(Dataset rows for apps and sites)

BEGIN

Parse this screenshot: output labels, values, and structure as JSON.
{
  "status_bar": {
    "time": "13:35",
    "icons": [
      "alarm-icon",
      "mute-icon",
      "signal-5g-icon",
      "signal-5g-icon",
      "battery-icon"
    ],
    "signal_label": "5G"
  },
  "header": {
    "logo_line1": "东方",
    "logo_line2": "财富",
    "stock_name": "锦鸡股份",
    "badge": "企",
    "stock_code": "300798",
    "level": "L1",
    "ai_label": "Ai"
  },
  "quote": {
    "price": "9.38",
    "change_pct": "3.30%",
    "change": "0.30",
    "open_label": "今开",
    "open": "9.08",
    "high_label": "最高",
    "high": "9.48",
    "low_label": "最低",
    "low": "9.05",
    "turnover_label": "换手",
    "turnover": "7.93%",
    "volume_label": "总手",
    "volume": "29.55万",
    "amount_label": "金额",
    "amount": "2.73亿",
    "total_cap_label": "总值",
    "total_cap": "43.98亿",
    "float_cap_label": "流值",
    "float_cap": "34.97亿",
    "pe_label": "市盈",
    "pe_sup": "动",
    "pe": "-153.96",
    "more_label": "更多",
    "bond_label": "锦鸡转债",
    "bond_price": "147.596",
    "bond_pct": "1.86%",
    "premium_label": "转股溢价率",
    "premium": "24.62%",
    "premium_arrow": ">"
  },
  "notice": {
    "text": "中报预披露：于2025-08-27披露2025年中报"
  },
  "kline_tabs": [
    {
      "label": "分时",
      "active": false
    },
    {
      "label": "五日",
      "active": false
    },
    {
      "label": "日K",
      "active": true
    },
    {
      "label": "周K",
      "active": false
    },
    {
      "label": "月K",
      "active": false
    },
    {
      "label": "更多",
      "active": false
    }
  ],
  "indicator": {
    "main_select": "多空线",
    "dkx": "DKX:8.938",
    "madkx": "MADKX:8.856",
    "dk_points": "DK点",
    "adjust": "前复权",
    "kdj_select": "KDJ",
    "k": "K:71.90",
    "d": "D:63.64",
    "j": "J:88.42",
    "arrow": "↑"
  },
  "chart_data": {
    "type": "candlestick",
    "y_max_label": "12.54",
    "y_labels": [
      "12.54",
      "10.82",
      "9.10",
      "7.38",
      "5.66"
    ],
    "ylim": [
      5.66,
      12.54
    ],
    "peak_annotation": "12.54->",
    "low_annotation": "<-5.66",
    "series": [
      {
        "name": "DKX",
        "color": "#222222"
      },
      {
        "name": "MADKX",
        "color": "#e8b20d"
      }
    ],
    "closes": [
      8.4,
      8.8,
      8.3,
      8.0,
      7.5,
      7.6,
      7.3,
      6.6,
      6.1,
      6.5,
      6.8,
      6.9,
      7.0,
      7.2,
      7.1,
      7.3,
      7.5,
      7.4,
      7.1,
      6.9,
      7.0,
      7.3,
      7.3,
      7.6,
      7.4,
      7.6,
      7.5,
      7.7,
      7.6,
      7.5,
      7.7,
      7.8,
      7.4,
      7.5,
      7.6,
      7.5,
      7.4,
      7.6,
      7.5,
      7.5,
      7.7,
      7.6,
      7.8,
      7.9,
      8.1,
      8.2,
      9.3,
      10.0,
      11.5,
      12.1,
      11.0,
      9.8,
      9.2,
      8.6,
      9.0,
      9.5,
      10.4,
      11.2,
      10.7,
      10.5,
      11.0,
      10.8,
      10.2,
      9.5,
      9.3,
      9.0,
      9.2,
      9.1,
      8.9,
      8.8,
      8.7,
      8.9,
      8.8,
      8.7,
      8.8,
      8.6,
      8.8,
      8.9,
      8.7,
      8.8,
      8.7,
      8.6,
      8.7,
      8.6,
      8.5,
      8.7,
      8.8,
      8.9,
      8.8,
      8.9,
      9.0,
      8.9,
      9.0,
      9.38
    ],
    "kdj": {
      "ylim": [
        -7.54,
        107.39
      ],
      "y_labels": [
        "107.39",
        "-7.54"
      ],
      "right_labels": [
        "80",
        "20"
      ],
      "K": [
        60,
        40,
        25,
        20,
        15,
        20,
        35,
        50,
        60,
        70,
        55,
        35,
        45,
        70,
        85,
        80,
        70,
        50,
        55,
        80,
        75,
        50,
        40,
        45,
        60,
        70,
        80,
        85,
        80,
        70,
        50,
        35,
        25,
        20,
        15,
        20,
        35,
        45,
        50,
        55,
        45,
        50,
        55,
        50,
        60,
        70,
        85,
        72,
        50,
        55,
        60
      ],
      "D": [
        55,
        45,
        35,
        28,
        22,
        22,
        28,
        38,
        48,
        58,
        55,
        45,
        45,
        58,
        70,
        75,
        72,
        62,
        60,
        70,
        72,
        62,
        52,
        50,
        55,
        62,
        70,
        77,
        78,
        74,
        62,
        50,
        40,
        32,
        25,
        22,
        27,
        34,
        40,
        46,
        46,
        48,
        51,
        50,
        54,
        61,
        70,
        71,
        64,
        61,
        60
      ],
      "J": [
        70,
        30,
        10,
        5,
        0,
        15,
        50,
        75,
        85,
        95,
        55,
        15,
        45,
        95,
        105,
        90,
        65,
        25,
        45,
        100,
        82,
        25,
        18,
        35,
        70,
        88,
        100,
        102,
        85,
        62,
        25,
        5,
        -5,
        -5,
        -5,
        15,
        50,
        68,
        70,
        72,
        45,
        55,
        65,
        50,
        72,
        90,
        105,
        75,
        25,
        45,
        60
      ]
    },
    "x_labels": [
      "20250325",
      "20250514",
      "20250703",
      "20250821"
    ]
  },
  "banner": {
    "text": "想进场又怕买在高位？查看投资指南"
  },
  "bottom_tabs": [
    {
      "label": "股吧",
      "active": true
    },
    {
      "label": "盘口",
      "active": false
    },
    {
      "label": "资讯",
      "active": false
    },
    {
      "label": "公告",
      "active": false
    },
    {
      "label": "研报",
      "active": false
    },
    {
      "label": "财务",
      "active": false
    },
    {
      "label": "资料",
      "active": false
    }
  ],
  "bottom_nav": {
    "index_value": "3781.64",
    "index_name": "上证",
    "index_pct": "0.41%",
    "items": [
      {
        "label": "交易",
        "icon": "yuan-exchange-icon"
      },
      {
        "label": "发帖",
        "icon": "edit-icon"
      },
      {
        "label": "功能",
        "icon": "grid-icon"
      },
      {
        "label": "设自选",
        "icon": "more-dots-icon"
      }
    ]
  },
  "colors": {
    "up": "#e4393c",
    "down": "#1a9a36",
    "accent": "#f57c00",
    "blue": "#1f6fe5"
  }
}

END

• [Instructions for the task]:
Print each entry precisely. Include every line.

• [Written solution]:
Parse this screenshot: output labels, values, and structure as JSON.
{
  "status_bar": {
    "time": "13:35",
    "icons": [
      "alarm-icon",
      "mute-icon",
      "signal-5g-icon",
      "signal-5g-icon",
      "battery-icon"
    ],
    "signal_label": "5G"
  },
  "header": {
    "logo_line1": "东方",
    "logo_line2": "财富",
    "stock_name": "锦鸡股份",
    "badge": "企",
    "stock_code": "300798",
    "level": "L1",
    "ai_label": "Ai"
  },
  "quote": {
    "price": "9.38",
    "change_pct": "3.30%",
    "change": "0.30",
    "open_label": "今开",
    "open": "9.08",
    "high_label": "最高",
    "high": "9.48",
    "low_label": "最低",
    "low": "9.05",
    "turnover_label": "换手",
    "turnover": "7.93%",
    "volume_label": "总手",
    "volume": "29.55万",
    "amount_label": "金额",
    "amount": "2.73亿",
    "total_cap_label": "总值",
    "total_cap": "43.98亿",
    "float_cap_label": "流值",
    "float_cap": "34.97亿",
    "pe_label": "市盈",
    "pe_sup": "动",
    "pe": "-153.96",
    "more_label": "更多",
    "bond_label": "锦鸡转债",
    "bond_price": "147.596",
    "bond_pct": "1.86%",
    "premium_label": "转股溢价率",
    "premium": "24.62%",
    "premium_arrow": ">"
  },
  "notice": {
    "text": "中报预披露：于2025-08-27披露2025年中报"
  },
  "kline_tabs": [
    {
      "label": "分时",
      "active": false
    },
    {
      "label": "五日",
      "active": false
    },
    {
      "label": "日K",
      "active": true
    },
    {
      "label": "周K",
      "active": false
    },
    {
      "label": "月K",
      "active": false
    },
    {
      "label": "更多",
      "active": false
    }
  ],
  "indicator": {
    "main_select": "多空线",
    "dkx": "DKX:8.938",
    "madkx": "MADKX:8.856",
    "dk_points": "DK点",
    "adjust": "前复权",
    "kdj_select": "KDJ",
    "k": "K:71.90",
    "d": "D:63.64",
    "j": "J:88.42",
    "arrow": "↑"
  },
  "chart_data": {
    "type": "candlestick",
    "y_max_label": "12.54",
    "y_labels": [
      "12.54",
      "10.82",
      "9.10",
      "7.38",
      "5.66"
    ],
    "ylim": [
      5.66,
      12.54
    ],
    "peak_annotation": "12.54->",
    "low_annotation": "<-5.66",
    "series": [
      {
        "name": "DKX",
        "color": "#222222"
      },
      {
        "name": "MADKX",
        "color": "#e8b20d"
      }
    ],
    "closes": [
      8.4,
      8.8,
      8.3,
      8.0,
      7.5,
      7.6,
      7.3,
      6.6,
      6.1,
      6.5,
      6.8,
      6.9,
      7.0,
      7.2,
      7.1,
      7.3,
      7.5,
      7.4,
      7.1,
      6.9,
      7.0,
      7.3,
      7.3,
      7.6,
      7.4,
      7.6,
      7.5,
      7.7,
      7.6,
      7.5,
      7.7,
      7.8,
      7.4,
      7.5,
      7.6,
      7.5,
      7.4,
      7.6,
      7.5,
      7.5,
      7.7,
      7.6,
      7.8,
      7.9,
      8.1,
      8.2,
      9.3,
      10.0,
      11.5,
      12.1,
      11.0,
      9.8,
      9.2,
      8.6,
      9.0,
      9.5,
      10.4,
      11.2,
      10.7,
      10.5,
      11.0,
      10.8,
      10.2,
      9.5,
      9.3,
      9.0,
      9.2,
      9.1,
      8.9,
      8.8,
      8.7,
      8.9,
      8.8,
      8.7,
      8.8,
      8.6,
      8.8,
      8.9,
      8.7,
      8.8,
      8.7,
      8.6,
      8.7,
      8.6,
      8.5,
      8.7,
      8.8,
      8.9,
      8.8,
      8.9,
      9.0,
      8.9,
      9.0,
      9.38
    ],
    "kdj": {
      "ylim": [
        -7.54,
        107.39
      ],
      "y_labels": [
        "107.39",
        "-7.54"
      ],
      "right_labels": [
        "80",
        "20"
      ],
      "K": [
        60,
        40,
        25,
        20,
        15,
        20,
        35,
        50,
        60,
        70,
        55,
        35,
        45,
        70,
        85,
        80,
        70,
        50,
        55,
        80,
        75,
        50,
        40,
        45,
        60,
        70,
        80,
        85,
        80,
        70,
        50,
        35,
        25,
        20,
        15,
        20,
        35,
        45,
        50,
        55,
        45,
        50,
        55,
        50,
        60,
        70,
        85,
        72,
        50,
        55,
        60
      ],
      "D": [
        55,
        45,
        35,
        28,
        22,
        22,
        28,
        38,
        48,
        58,
        55,
        45,
        45,
        58,
        70,
        75,
        72,
        62,
        60,
        70,
        72,
        62,
        52,
        50,
        55,
        62,
        70,
        77,
        78,
        74,
        62,
        50,
        40,
        32,
        25,
        22,
        27,
        34,
        40,
        46,
        46,
        48,
        51,
        50,
        54,
        61,
        70,
        71,
        64,
        61,
        60
      ],
      "J": [
        70,
        30,
        10,
        5,
        0,
        15,
        50,
        75,
        85,
        95,
        55,
        15,
        45,
        95,
        105,
        90,
        65,
        25,
        45,
        100,
        82,
        25,
        18,
        35,
        70,
        88,
        100,
        102,
        85,
        62,
        25,
        5,
        -5,
        -5,
        -5,
        15,
        50,
        68,
        70,
        72,
        45,
        55,
        65,
        50,
        72,
        90,
        105,
        75,
        25,
        45,
        60
      ]
    },
    "x_labels": [
      "20250325",
      "20250514",
      "20250703",
      "20250821"
    ]
  },
  "banner": {
    "text": "想进场又怕买在高位？查看投资指南"
  },
  "bottom_tabs": [
    {
      "label": "股吧",
      "active": true
    },
    {
      "label": "盘口",
      "active": false
    },
    {
      "label": "资讯",
      "active": false
    },
    {
      "label": "公告",
      "active": false
    },
    {
      "label": "研报",
      "active": false
    },
    {
      "label": "财务",
      "active": false
    },
    {
      "label": "资料",
      "active": false
    }
  ],
  "bottom_nav": {
    "index_value": "3781.64",
    "index_name": "上证",
    "index_pct": "0.41%",
    "items": [
      {
        "label": "交易",
        "icon": "yuan-exchange-icon"
      },
      {
        "label": "发帖",
        "icon": "edit-icon"
      },
      {
        "label": "功能",
        "icon": "grid-icon"
      },
      {
        "label": "设自选",
        "icon": "more-dots-icon"
      }
    ]
  },
  "colors": {
    "up": "#e4393c",
    "down": "#1a9a36",
    "accent": "#f57c00",
    "blue": "#1f6fe5"
  }
}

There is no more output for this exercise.